→ DESCRIPTION OF THE TASK:
Report the count of lines below that include "false", without any other text.
*** Block opens ***
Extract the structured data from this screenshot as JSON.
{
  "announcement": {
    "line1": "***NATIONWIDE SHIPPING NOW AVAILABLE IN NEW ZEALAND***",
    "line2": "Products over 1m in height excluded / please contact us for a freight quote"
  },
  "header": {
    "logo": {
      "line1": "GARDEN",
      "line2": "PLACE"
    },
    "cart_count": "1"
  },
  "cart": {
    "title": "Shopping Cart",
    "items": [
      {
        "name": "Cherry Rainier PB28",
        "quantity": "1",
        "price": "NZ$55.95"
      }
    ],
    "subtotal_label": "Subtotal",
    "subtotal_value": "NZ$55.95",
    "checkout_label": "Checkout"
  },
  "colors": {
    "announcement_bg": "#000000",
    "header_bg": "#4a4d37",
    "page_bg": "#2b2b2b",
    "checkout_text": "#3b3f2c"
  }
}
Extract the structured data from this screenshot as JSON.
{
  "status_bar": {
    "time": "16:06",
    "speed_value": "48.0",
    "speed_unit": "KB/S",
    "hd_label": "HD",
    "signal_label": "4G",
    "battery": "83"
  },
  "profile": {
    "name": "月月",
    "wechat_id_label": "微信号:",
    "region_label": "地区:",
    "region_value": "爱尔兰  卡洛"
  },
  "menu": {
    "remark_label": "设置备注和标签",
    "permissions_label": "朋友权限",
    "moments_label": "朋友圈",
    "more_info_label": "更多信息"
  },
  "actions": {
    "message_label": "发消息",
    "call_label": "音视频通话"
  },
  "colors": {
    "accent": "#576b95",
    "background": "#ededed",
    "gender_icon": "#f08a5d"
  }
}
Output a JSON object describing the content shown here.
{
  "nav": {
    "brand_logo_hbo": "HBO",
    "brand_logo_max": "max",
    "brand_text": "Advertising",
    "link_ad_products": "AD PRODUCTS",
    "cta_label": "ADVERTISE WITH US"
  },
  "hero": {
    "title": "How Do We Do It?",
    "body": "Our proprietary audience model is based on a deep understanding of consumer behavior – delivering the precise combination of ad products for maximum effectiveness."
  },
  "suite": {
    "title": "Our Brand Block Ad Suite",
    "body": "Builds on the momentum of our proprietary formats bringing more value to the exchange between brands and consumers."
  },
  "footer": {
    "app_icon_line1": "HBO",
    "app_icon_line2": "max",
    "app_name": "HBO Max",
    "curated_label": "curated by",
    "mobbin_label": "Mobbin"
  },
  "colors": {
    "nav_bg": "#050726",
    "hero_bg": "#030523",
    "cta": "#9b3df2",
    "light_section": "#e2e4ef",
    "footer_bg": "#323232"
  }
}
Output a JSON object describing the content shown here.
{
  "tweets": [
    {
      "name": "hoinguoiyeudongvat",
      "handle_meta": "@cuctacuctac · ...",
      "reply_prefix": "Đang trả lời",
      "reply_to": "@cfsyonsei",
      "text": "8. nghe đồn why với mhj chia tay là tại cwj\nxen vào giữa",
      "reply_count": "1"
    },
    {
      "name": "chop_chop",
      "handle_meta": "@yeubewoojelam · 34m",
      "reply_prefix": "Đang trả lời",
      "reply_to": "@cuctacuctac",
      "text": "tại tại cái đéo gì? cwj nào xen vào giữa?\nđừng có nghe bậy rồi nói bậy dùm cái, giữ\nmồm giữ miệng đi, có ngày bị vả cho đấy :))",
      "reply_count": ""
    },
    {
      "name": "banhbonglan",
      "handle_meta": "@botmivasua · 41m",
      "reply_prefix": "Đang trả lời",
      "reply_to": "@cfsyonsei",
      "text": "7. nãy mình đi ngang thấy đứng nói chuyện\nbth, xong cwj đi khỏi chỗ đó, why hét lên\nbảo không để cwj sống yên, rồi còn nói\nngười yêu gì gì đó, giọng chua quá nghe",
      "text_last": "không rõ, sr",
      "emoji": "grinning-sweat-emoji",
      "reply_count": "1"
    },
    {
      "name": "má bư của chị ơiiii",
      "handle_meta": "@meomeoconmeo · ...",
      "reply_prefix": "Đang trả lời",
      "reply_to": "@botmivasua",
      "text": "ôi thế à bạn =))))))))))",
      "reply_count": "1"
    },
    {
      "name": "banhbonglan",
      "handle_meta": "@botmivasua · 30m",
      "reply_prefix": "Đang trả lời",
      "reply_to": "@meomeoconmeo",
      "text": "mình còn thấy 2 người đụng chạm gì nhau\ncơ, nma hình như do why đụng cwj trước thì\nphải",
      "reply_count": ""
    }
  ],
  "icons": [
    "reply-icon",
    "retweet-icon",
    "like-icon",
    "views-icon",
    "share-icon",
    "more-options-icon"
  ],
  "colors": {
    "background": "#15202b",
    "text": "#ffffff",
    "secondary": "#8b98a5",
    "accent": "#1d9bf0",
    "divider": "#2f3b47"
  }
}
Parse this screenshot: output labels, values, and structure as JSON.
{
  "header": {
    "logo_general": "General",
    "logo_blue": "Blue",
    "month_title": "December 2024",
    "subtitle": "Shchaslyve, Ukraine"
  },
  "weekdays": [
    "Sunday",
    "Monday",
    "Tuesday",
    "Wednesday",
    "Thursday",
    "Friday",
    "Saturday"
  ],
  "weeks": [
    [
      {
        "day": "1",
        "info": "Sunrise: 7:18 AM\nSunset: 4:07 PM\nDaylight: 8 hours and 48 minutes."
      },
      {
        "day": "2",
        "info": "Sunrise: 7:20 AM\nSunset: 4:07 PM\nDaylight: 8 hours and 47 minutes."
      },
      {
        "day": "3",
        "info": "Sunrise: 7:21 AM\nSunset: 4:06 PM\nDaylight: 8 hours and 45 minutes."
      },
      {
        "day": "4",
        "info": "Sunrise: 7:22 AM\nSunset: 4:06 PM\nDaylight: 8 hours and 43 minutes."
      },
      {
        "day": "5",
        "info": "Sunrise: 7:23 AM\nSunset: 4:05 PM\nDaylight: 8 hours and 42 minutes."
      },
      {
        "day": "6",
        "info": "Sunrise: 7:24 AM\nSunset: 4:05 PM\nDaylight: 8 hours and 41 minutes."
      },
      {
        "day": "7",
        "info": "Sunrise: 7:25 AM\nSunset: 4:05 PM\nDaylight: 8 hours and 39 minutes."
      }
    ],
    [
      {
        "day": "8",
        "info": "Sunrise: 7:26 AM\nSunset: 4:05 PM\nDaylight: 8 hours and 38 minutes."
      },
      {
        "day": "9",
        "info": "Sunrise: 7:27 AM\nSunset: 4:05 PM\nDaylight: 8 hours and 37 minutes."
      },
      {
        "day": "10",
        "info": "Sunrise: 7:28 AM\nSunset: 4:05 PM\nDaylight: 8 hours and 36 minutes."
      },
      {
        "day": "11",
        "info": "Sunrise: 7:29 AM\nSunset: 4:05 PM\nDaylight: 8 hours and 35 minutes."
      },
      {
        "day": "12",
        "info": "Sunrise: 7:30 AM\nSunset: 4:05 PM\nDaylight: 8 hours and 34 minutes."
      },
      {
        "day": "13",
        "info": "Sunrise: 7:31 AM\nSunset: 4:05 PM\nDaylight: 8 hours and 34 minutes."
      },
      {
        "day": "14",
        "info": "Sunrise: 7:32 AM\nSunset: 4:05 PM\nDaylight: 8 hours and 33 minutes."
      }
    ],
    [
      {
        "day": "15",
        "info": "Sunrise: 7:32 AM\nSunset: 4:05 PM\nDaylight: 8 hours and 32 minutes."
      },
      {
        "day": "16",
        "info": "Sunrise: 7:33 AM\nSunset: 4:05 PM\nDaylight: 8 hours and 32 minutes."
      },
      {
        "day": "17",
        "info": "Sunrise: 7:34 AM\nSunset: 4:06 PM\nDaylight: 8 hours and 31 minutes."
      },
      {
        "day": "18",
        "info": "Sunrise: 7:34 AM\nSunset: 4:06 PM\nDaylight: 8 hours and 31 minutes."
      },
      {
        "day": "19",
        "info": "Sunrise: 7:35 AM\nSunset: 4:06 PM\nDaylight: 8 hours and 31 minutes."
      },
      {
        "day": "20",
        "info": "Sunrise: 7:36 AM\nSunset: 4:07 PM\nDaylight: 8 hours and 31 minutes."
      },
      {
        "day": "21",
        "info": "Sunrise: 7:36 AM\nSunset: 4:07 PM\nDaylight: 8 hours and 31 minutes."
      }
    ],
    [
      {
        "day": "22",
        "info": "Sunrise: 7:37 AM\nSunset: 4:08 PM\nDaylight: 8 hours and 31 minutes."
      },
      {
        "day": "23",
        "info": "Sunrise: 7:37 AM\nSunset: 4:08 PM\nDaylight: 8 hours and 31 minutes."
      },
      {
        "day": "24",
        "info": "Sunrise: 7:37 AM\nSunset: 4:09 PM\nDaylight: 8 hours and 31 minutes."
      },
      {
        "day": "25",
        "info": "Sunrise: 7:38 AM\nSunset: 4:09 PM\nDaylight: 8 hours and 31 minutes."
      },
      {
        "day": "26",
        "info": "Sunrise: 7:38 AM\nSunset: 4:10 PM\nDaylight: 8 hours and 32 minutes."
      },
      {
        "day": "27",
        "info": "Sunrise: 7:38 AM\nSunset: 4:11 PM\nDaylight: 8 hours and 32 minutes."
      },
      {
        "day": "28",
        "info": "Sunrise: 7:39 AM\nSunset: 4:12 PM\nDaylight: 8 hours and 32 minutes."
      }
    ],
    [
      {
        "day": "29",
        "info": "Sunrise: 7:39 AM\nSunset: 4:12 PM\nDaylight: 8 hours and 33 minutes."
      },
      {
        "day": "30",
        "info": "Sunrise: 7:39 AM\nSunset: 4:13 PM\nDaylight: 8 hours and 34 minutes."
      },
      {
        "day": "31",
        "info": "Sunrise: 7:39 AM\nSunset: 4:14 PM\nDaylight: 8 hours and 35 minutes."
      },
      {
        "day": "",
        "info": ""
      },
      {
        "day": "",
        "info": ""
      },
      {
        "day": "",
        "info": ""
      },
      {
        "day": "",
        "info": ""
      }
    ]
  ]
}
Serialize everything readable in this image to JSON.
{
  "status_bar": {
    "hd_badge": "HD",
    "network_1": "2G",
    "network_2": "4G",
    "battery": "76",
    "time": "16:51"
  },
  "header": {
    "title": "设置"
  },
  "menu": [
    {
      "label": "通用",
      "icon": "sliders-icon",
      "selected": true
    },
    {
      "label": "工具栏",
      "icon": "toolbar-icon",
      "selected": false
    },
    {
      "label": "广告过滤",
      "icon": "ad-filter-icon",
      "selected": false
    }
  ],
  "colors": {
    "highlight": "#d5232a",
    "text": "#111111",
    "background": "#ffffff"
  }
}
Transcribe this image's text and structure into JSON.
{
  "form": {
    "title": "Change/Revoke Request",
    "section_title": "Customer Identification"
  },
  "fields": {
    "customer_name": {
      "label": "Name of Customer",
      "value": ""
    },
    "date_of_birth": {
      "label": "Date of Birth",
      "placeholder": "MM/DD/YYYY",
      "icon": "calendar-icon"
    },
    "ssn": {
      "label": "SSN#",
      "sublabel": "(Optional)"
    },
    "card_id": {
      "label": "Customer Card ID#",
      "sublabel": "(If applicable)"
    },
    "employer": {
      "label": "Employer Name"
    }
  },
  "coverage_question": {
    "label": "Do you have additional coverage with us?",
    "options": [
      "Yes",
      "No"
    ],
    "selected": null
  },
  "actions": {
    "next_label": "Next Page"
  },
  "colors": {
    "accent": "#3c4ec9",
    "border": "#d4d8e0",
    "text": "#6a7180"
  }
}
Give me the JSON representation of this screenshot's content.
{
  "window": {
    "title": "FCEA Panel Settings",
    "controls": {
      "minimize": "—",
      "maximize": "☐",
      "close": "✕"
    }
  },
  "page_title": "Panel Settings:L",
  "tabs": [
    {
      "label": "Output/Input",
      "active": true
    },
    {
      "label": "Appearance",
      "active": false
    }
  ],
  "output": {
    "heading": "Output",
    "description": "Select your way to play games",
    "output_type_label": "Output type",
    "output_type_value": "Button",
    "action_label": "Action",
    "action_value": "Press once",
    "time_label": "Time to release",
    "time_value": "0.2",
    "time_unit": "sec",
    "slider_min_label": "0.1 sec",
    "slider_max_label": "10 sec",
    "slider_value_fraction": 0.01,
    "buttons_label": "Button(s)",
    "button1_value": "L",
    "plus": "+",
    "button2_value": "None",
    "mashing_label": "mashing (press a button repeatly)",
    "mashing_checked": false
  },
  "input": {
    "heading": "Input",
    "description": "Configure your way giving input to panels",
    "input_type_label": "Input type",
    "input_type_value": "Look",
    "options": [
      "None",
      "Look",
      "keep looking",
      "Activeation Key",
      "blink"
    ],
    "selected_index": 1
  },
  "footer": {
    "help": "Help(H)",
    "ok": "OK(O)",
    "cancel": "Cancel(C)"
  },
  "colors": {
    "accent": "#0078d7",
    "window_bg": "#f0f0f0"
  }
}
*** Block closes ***
→ SOLUTION TO THE PROBLEM:
4